U.Va. Physics Education Program Inspires Teachers

Aug. 16, 2007 -- “Physics teachers need to talk to physics teachers,” said Chris Hahn, a high school physics teacher from Frederick, Md., as he stood in a lab full of physics teachers at U.Va.’s physics department. Hahn earned a master's degree in physics education from U.Va. in 2005, and has since returned as a summer lab instructor, assisting other working teachers in the master's program.

Before enrolling in the program, Hahn had little opportunity to talk with other physics teachers. He is the only physics teacher in his school.

Nationwide and in Virginia, there is a shortage of teachers in science and mathematics, and a critical shortage of physics teachers. U.Va. physics professors Steve Thornton and Richard Lindgren are working hard to change that. Since the early 1990s they have worked tirelessly to address this shortage. Thornton and Lindgren’s outreach to local schools has grown through an assortment of programs – including physics road shows, an annual physics day show and specialized courses for teachers – into the master of arts in physics education program for working teachers like Hahn.

Currently there are 70 candidates in the program, which requires 16 distance-learning credits and 14 credits earned during two four-week summer sessions at U.Va. In the summers, students are housed in dorms on Grounds. The degree is earned from the Graduate School of Arts & Sciences, but courses are taken through the School of Continuing and Professional Studies. The degree program was established in consultation with the Curry School of Education.

Thornton and Lindgren serve as program administrators and instructors. A small corps of veteran high school physics teachers, like Hahn, serve as teaching assistants both in the summer and during the academic year. About half of the students are teachers from schools outside of Virginia. One student currently is in Iraq with the National Guard (he wasn’t able to attend this summer’s session); another is a teacher with a Department of Defense school in Germany.

“Our students learn about this program largely through word of mouth among teachers and through the Internet,” said Thornton. “We are offering something nobody else offers: a chance to continue work as a teacher while earning a master’s degree for teaching in a critical shortage area.”

One of those students is Kelli McIntosh, a physics teacher from Walkersville, Md. She learned about the U.Va. program from Hahn, who teaches in the same county.
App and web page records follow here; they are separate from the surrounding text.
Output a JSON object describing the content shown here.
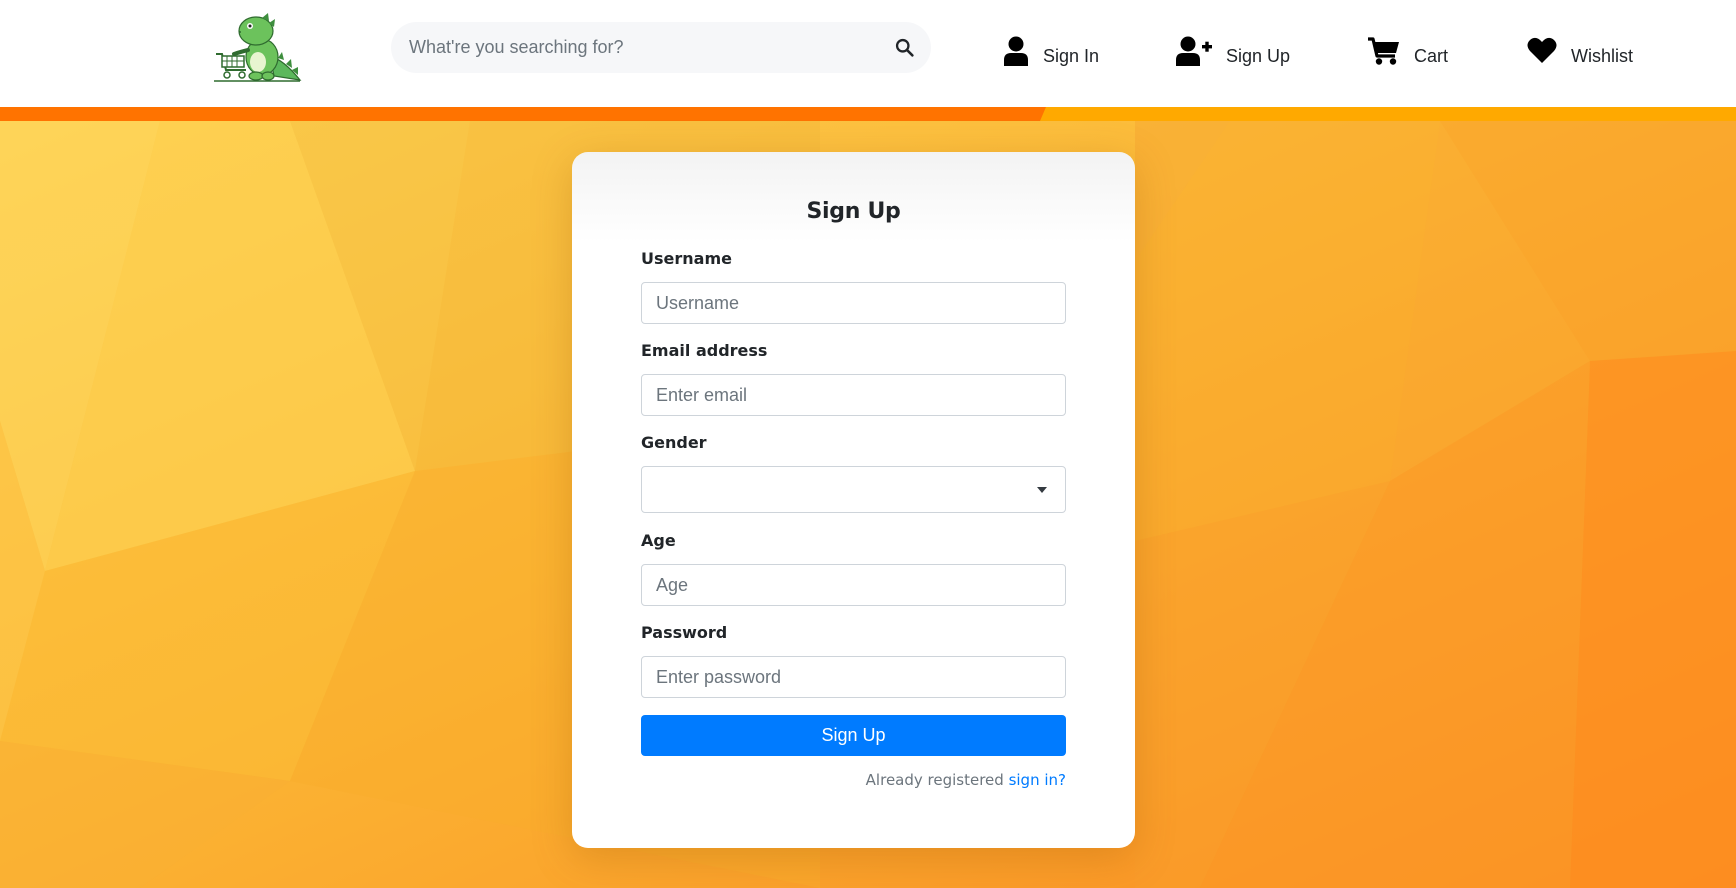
{
  "header": {
    "search": {
      "placeholder": "What're you searching for?"
    },
    "nav": {
      "sign_in": "Sign In",
      "sign_up": "Sign Up",
      "cart": "Cart",
      "wishlist": "Wishlist"
    },
    "icons": {
      "logo": "dinosaur-shopping-cart-logo",
      "search": "search-icon",
      "sign_in": "user-icon",
      "sign_up": "user-plus-icon",
      "cart": "cart-icon",
      "wishlist": "heart-icon"
    }
  },
  "form": {
    "title": "Sign Up",
    "username": {
      "label": "Username",
      "placeholder": "Username",
      "value": ""
    },
    "email": {
      "label": "Email address",
      "placeholder": "Enter email",
      "value": ""
    },
    "gender": {
      "label": "Gender",
      "selected": ""
    },
    "age": {
      "label": "Age",
      "placeholder": "Age",
      "value": ""
    },
    "password": {
      "label": "Password",
      "placeholder": "Enter password",
      "value": ""
    },
    "submit_label": "Sign Up",
    "signin_prompt": "Already registered",
    "signin_link": "sign in?"
  },
  "colors": {
    "accent_blue": "#007bff",
    "stripe_dark_orange": "#ff7a00",
    "stripe_light_orange": "#ffa800",
    "background_orange": "#fdb22e"
  }
}
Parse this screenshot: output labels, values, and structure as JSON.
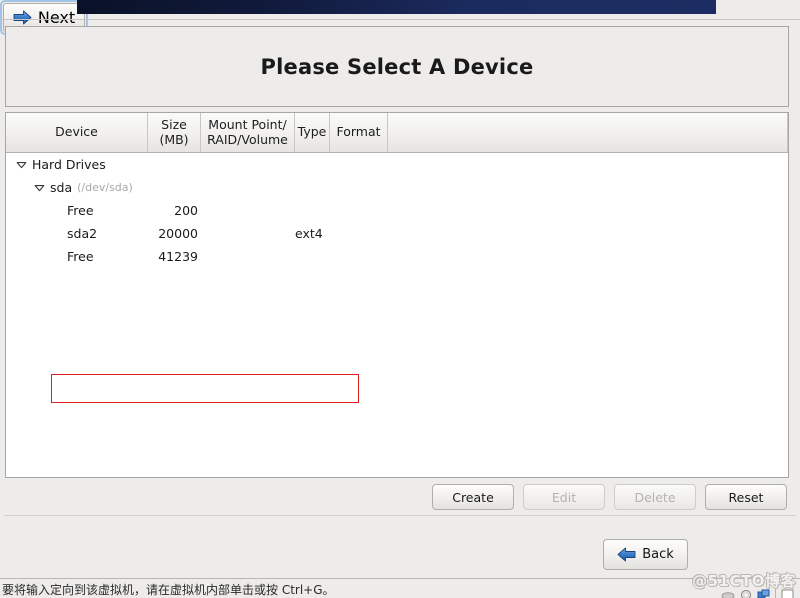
{
  "banner": {
    "name": "installer-banner"
  },
  "title": {
    "text": "Please Select A Device"
  },
  "table": {
    "columns": [
      {
        "key": "device",
        "label": "Device"
      },
      {
        "key": "size",
        "label": "Size\n(MB)",
        "line1": "Size",
        "line2": "(MB)"
      },
      {
        "key": "mount",
        "label": "Mount Point/\nRAID/Volume",
        "line1": "Mount Point/",
        "line2": "RAID/Volume"
      },
      {
        "key": "type",
        "label": "Type"
      },
      {
        "key": "format",
        "label": "Format"
      }
    ],
    "rows": [
      {
        "id": "hard-drives",
        "level": 1,
        "expander": "chevron-down-icon",
        "expanded": true,
        "device": "Hard Drives",
        "path": "",
        "size": "",
        "mount": "",
        "type": "",
        "format": "",
        "highlighted": false
      },
      {
        "id": "sda",
        "level": 2,
        "expander": "chevron-down-icon",
        "expanded": true,
        "device": "sda",
        "path": "(/dev/sda)",
        "size": "",
        "mount": "",
        "type": "",
        "format": "",
        "highlighted": false
      },
      {
        "id": "free-200",
        "level": 3,
        "expander": "",
        "expanded": false,
        "device": "Free",
        "path": "",
        "size": "200",
        "mount": "",
        "type": "",
        "format": "",
        "highlighted": false
      },
      {
        "id": "sda2",
        "level": 3,
        "expander": "",
        "expanded": false,
        "device": "sda2",
        "path": "",
        "size": "20000",
        "mount": "",
        "type": "ext4",
        "format": "",
        "highlighted": true
      },
      {
        "id": "free-41239",
        "level": 3,
        "expander": "",
        "expanded": false,
        "device": "Free",
        "path": "",
        "size": "41239",
        "mount": "",
        "type": "",
        "format": "",
        "highlighted": false
      }
    ]
  },
  "actions": {
    "create": {
      "label": "Create",
      "enabled": true
    },
    "edit": {
      "label": "Edit",
      "enabled": false
    },
    "delete": {
      "label": "Delete",
      "enabled": false
    },
    "reset": {
      "label": "Reset",
      "enabled": true
    }
  },
  "nav": {
    "back": {
      "label": "Back",
      "icon": "arrow-left-icon"
    },
    "next": {
      "label": "Next",
      "icon": "arrow-right-icon",
      "focused": true
    }
  },
  "status": {
    "text": "要将输入定向到该虚拟机，请在虚拟机内部单击或按 Ctrl+G。"
  },
  "watermark": {
    "text": "@51CTO博客"
  },
  "colors": {
    "banner_dark": "#0a1228",
    "banner_blue": "#1d2d63",
    "highlight_red": "#e02020",
    "focus_blue": "#9fc4e8",
    "arrow_blue": "#2f6dbd",
    "panel_bg": "#edecea",
    "table_bg": "#ffffff",
    "muted_text": "#a9a7a4"
  }
}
“This program is exactly what I was looking for,” she said. “I’m able to earn a master’s degree while working with and learning from other physics teachers. It’s a great learning environment.”
Some of the teachers in the program teach math or other sciences, but are not qualified to teach physics. The program allows them to get the requisite physics credits needed to become “endorsed” to teach the subject. And the graduate degree means a bigger paycheck.

For people who already are qualified to teach physics, the program inspires fresh ideas and techniques for putting difficult concepts into vivid lessons designed to excite teenagers. There are plenty of hands-on demonstrations to show physics principles in action.

A few of the students in the program are not even teachers – yet. Rob Lucas, 53, an engineer who has worked in the field of fiber optics for corporations and start-up companies for more than 25 years, plans to bring his real-world experience into the classroom when he completes his degree.

“I’ve been using applied physics throughout my career, and I can use my experience to help kids develop their analytical skills,” he said. “This program allows me to interact with teachers and learn about what works and what doesn’t work in the classroom. My combination of work experience and the training I’ve received in this program will really help me to motivate my students and help them to be better problem solvers.”

This is exactly what Thornton and Lindgren are trying to do for all of the student-teachers in the program.

“We’re teaching concepts and how to apply them,” Lindgren said. “And our teachers learn from us and from each other how to teach those difficult concepts in ways that will really benefit their students.”

 For more information, visit: http://galileo.phys.virginia.edu/outreach/ProfessionalDevelopment